"The North Koreans would know that with the intelligence and the surveillance satellites that the West has, it would be very easy to check. That is backed up by the North's agreement to allow the visiting British diplomat to go to the site and inspect it," he said Monday.
"North Korea is usually trying to convince people that they do have a nuclear capability. ... It's not in their interest to keep a nuclear test quiet," he added.
There was no comment from the International Atomic Energy Agency (search), whose inspectors were told to leave North Korea after it quit the Nonproliferation Treaty last year.
The size of the reported explosion on the 56th anniversary of the founding of North Korea had raised speculation that it might be a nuclear test. Secretary of State Colin Powell said Sunday there was no indication the blast was from a test.
Kerry, the Democratic president candidate, said that just the idea that the United States was thinking North Korea might test a nuclear weapon highlights a national security failure by Bush. Under Bush's watch, North Korea has advanced its nuclear program, he said.
"North Korea's nuclear program is well ahead of what Saddam Hussein was even suspected of doing — yet the president took his eye off the ball, wrongly ignoring this growing danger," Kerry said in a statement. "What is unfolding in North Korea is exactly the kind of disaster that it is an American president's solemn duty to prevent."
In a telephone call Sunday evening to The New York Times, Kerry accused the administration of letting "a nuclear nightmare" develop by refusing to deal with North Korea when it first came to office, the paper reported on its Internet site.
Responding to the Times story, Bush spokesman Scott McClellan accused Kerry of wanting to return to "the failed Clinton administration policy" on North Korea.
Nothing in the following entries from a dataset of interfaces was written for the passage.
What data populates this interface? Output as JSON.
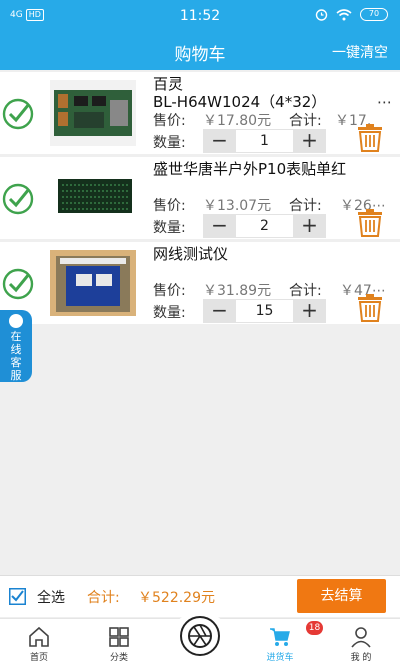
{
  "status": {
    "signal": "4G",
    "hd": "HD",
    "time": "11:52",
    "battery": "70"
  },
  "header": {
    "title": "购物车",
    "clear_label": "一键清空"
  },
  "items": [
    {
      "name": "百灵\nBL-H64W1024（4*32）",
      "more": "⋯",
      "price_label": "售价:",
      "price": "￥17.80元",
      "subtotal_label": "合计:",
      "subtotal": "￥17.",
      "qty_label": "数量:",
      "qty": "1"
    },
    {
      "name": "盛世华唐半户外P10表贴单红",
      "more": "",
      "price_label": "售价:",
      "price": "￥13.07元",
      "subtotal_label": "合计:",
      "subtotal": "￥26⋯",
      "qty_label": "数量:",
      "qty": "2"
    },
    {
      "name": "网线测试仪",
      "more": "",
      "price_label": "售价:",
      "price": "￥31.89元",
      "subtotal_label": "合计:",
      "subtotal": "￥47⋯",
      "qty_label": "数量:",
      "qty": "15"
    }
  ],
  "stepper": {
    "minus": "−",
    "plus": "+"
  },
  "service": {
    "label": "在线客服"
  },
  "footer": {
    "select_all": "全选",
    "total_label": "合计:",
    "total": "￥522.29元",
    "checkout": "去结算"
  },
  "tabs": [
    {
      "label": "首页",
      "icon": "home-icon"
    },
    {
      "label": "分类",
      "icon": "category-icon"
    },
    {
      "label": "",
      "icon": "camera-icon"
    },
    {
      "label": "进货车",
      "icon": "cart-icon",
      "badge": "18"
    },
    {
      "label": "我 的",
      "icon": "user-icon"
    }
  ],
  "colors": {
    "primary": "#27aae8",
    "check": "#3fa34d",
    "accent": "#f07812",
    "trash": "#e0821e"
  }
}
He said that while Clinton's 1994 agreement with North Korea calling for a freeze fell apart, Bush is trying to rally North Korea's neighbors to pressure the country to abandon its nuclear activities.
"That failed policy let North Korea dupe the united States. It would be the wrong approach to go down that road again," McClellan said.
The North's KCNA news agency denounced the speculation of a test as "a preposterous smear campaign" and a "fabrication intended to divert elsewhere the world public attention focused on the nuclear-related issue of South Korea for which they are now finding themselves in a dire fix."
IAEA chief Mohamed ElBaradei (search) on Monday chided South Korea, expressing "strong concern" that Seoul had not informed the agency of its nuclear activities. He revealed that Seoul produced more than 300 pounds of uranium metal in the 1980s at three secret facilities.
It then used some of that metal in nuclear enrichment experiments using laser technology conducted in 2000.
Diplomats said the use of the metals developed earlier raised doubts over Seoul's explanation that the 2000 experiments were carried out by a group of renegade scientists without government authorization.
The revelations have complicated efforts to persuade the North to give up its nuclear weapons ambitions. On Saturday, North Korea said the South's activity made the communist state more determined to pursue its own nuclear programs.